— TASK DETAILS —
Without changing a single character, write out every record below.

— MATERIALS PROVIDED —
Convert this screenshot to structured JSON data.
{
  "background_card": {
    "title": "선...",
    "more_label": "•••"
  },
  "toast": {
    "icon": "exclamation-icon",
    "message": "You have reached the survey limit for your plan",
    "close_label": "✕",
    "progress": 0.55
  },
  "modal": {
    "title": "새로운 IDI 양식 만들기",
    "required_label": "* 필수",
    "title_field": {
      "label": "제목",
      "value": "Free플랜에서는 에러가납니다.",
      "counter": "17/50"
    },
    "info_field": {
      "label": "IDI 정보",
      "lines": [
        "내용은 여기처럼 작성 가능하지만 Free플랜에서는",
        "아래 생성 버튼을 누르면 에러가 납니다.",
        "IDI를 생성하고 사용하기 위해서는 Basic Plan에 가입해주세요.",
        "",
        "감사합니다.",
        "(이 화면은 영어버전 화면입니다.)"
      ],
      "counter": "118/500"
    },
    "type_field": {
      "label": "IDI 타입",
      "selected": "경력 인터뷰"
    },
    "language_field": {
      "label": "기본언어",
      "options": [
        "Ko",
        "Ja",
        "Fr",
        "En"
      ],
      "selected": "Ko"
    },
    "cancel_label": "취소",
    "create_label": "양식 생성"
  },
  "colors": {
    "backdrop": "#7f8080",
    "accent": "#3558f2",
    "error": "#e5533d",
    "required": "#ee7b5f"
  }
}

— SOLUTION —
Convert this screenshot to structured JSON data.
{
  "background_card": {
    "title": "선...",
    "more_label": "•••"
  },
  "toast": {
    "icon": "exclamation-icon",
    "message": "You have reached the survey limit for your plan",
    "close_label": "✕",
    "progress": 0.55
  },
  "modal": {
    "title": "새로운 IDI 양식 만들기",
    "required_label": "* 필수",
    "title_field": {
      "label": "제목",
      "value": "Free플랜에서는 에러가납니다.",
      "counter": "17/50"
    },
    "info_field": {
      "label": "IDI 정보",
      "lines": [
        "내용은 여기처럼 작성 가능하지만 Free플랜에서는",
        "아래 생성 버튼을 누르면 에러가 납니다.",
        "IDI를 생성하고 사용하기 위해서는 Basic Plan에 가입해주세요.",
        "",
        "감사합니다.",
        "(이 화면은 영어버전 화면입니다.)"
      ],
      "counter": "118/500"
    },
    "type_field": {
      "label": "IDI 타입",
      "selected": "경력 인터뷰"
    },
    "language_field": {
      "label": "기본언어",
      "options": [
        "Ko",
        "Ja",
        "Fr",
        "En"
      ],
      "selected": "Ko"
    },
    "cancel_label": "취소",
    "create_label": "양식 생성"
  },
  "colors": {
    "backdrop": "#7f8080",
    "accent": "#3558f2",
    "error": "#e5533d",
    "required": "#ee7b5f"
  }
}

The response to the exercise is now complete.